Work begins on destroyed Scone Palace archway
Emergency work has begun on an ancient archway which was demolished when a van crashed into it.
Officials at Scone Palace said it would take about a week to make the historic 16th Century archway safe, depending on the weather.
The arch, which marks the approach to an abbey which once stood in the grounds, was destroyed on Monday.
The palace said it would tender for the reconstruction project after the initial work was completed.
A team of conservation architects, led by Midlothian-based Addison Conservation and Design, are currently at the site.
The special stage of the Rally of Scotland, scheduled to take place at the palace on 15 October, is expected to go ahead as planned, officials said.
Elspeth Bruce, administrator at Scone Palace, said she was grateful for the support shown by Historic Scotland's conservation team and Perth and Kinross Council over the past few days.

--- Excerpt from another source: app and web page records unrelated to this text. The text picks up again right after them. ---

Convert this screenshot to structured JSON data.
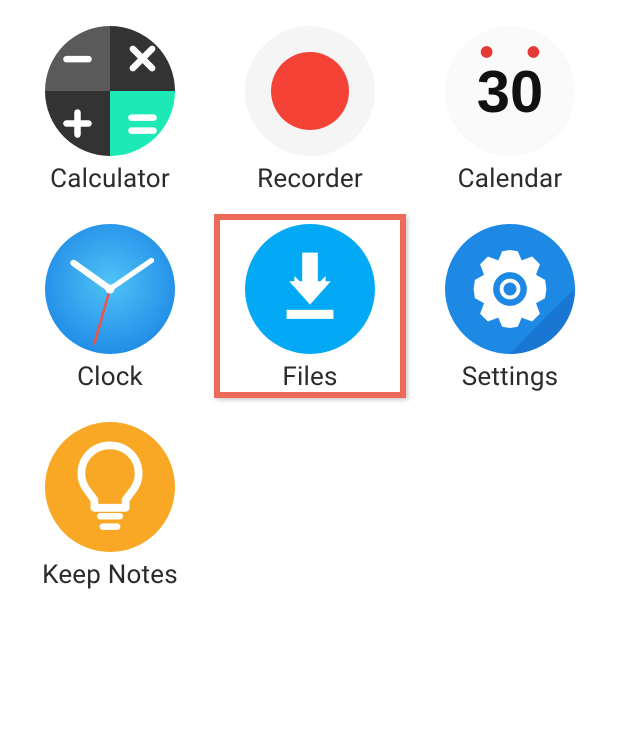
{
  "apps": [
    {
      "id": "calculator",
      "label": "Calculator",
      "icon": "calculator-icon"
    },
    {
      "id": "recorder",
      "label": "Recorder",
      "icon": "recorder-icon"
    },
    {
      "id": "calendar",
      "label": "Calendar",
      "icon": "calendar-icon",
      "date": "30"
    },
    {
      "id": "clock",
      "label": "Clock",
      "icon": "clock-icon"
    },
    {
      "id": "files",
      "label": "Files",
      "icon": "files-icon",
      "highlighted": true
    },
    {
      "id": "settings",
      "label": "Settings",
      "icon": "settings-icon"
    },
    {
      "id": "keepnotes",
      "label": "Keep Notes",
      "icon": "keep-notes-icon"
    }
  ],
  "colors": {
    "highlight": "#ed6a5a",
    "files_blue": "#03a9f4",
    "settings_blue": "#1e88e5",
    "clock_blue": "#1e88e5",
    "recorder_red": "#f44336",
    "keep_yellow": "#f9a825",
    "calc_dark": "#424242",
    "calc_darker": "#2f2f2f",
    "calc_teal": "#1de9b6",
    "calendar_red": "#e53935"
  }
}
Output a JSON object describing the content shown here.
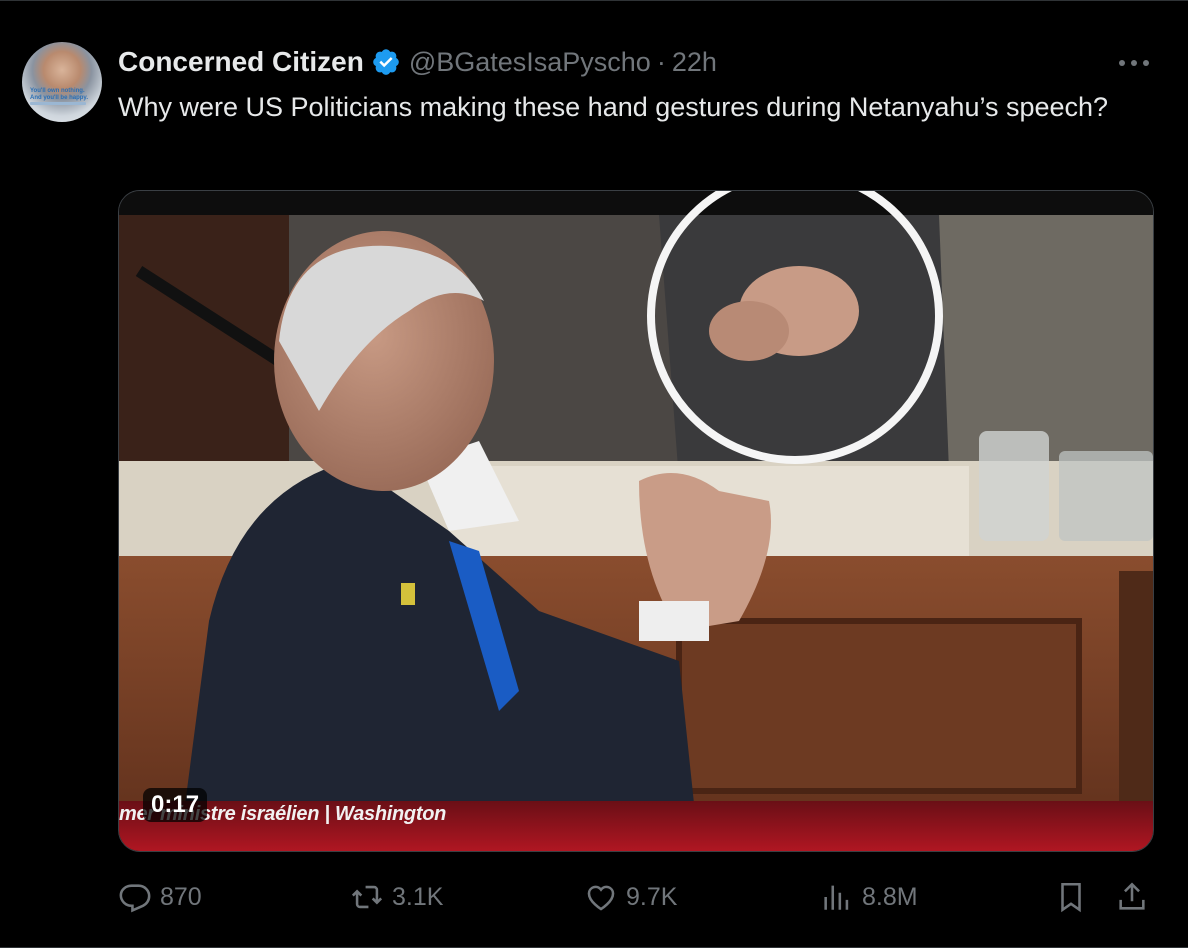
{
  "tweet": {
    "display_name": "Concerned Citizen",
    "handle": "@BGatesIsaPyscho",
    "separator": "·",
    "time": "22h",
    "text": "Why were US Politicians making these hand gestures during Netanyahu’s speech?",
    "avatar_text": "You'll own nothing. And you'll be happy."
  },
  "media": {
    "duration": "0:17",
    "caption": "mer ministre israélien | Washington"
  },
  "actions": {
    "replies": "870",
    "reposts": "3.1K",
    "likes": "9.7K",
    "views": "8.8M"
  },
  "colors": {
    "background": "#000000",
    "text_primary": "#e7e9ea",
    "text_secondary": "#71767b",
    "verified": "#1d9bf0",
    "border": "#2f3336"
  },
  "icons": [
    "verified-badge-icon",
    "more-icon",
    "reply-icon",
    "repost-icon",
    "like-icon",
    "views-icon",
    "bookmark-icon",
    "share-icon"
  ]
}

"Their advice has been, and will continue to be, invaluable as we begin the painstaking work of restoring the archway to its former glory," she said.
"This iconic emblem has stood at Scone for five centuries, and we hope that after restoration it will be here for many more centuries to come."
Visitors entering Scone, the ancient crowning place of Scottish kings and original home of the Stone of Destiny, would have passed under the archway for hundreds of years.
But on Monday afternoon a large van smashed through the stone. Two crests which were inset into the arch came crashing down.
The van is understood to have been driven by contractors picking up a marquee which had been used for the weekend's Perth Hunt Ball.